SAN FRANCISCO (Reuters) - California will face continued credit pressure as it will likely face another large mid-year budget gap and a significant deficit next year, a Moody’s Investors Service analyst said in a report released on Tuesday.
Vice President-Senior Analyst Emily Raimes in her report applauded California at last enacting a state budget earlier this month for its current fiscal year — which began in July — but said that “The bad news is that the budget relies heavily on one-time measures, optimistic revenue assumptions, and the receipt of funds, some of which may not materialize.
“As a result, it is likely that the state will face a large mid-year budgetary shortfall later this year and that the budget gap for next year will be significant, both of which will place continued credit pressure on the state,” Raimes said.
She noted there is no guarantee the U.S. government will provide the $5.4 billion to California that is included in the state budget, which closed a $19.1 billion shortfall.

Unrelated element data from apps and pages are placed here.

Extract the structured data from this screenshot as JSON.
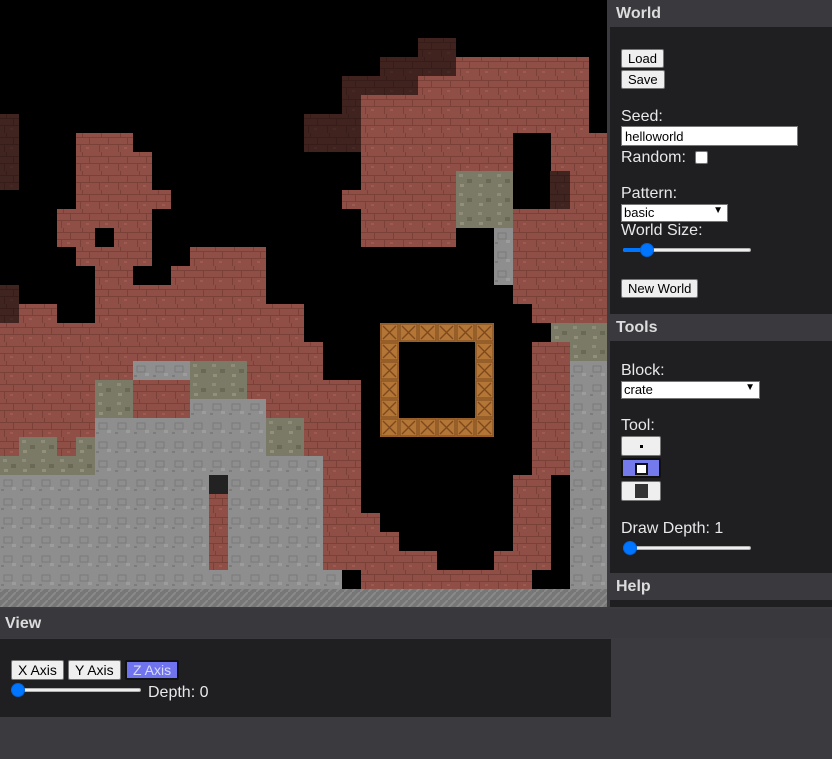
{
  "world": {
    "heading": "World",
    "load_label": "Load",
    "save_label": "Save",
    "seed_label": "Seed:",
    "seed_value": "helloworld",
    "random_label": "Random:",
    "random_checked": false,
    "pattern_label": "Pattern:",
    "pattern_value": "basic",
    "world_size_label": "World Size:",
    "world_size_level": 0.17,
    "new_world_label": "New World"
  },
  "tools": {
    "heading": "Tools",
    "block_label": "Block:",
    "block_value": "crate",
    "tool_label": "Tool:",
    "tool_buttons": [
      {
        "icon": "dot-icon",
        "selected": false
      },
      {
        "icon": "hollow-square-icon",
        "selected": true
      },
      {
        "icon": "filled-square-icon",
        "selected": false
      }
    ],
    "draw_depth_label": "Draw Depth: 1",
    "draw_depth_level": 0.0
  },
  "help": {
    "heading": "Help"
  },
  "view": {
    "heading": "View",
    "axis_buttons": [
      {
        "label": "X Axis",
        "active": false
      },
      {
        "label": "Y Axis",
        "active": false
      },
      {
        "label": "Z Axis",
        "active": true
      }
    ],
    "depth_label": "Depth: 0",
    "depth_level": 0.0
  },
  "colors": {
    "brick": "#8f4f46",
    "stone": "#8d8d8d",
    "gravel": "#7c7a64",
    "crate": "#b7793d",
    "accent": "#0075ff",
    "selected_button": "#7479ec"
  }
}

She also said the spending plan’s revenue assumptions may be too optimistic.
Moody’s rates California’s general obligation debt ‘A1.’
Reporting by Jim Christie; Editing by Jan Paschal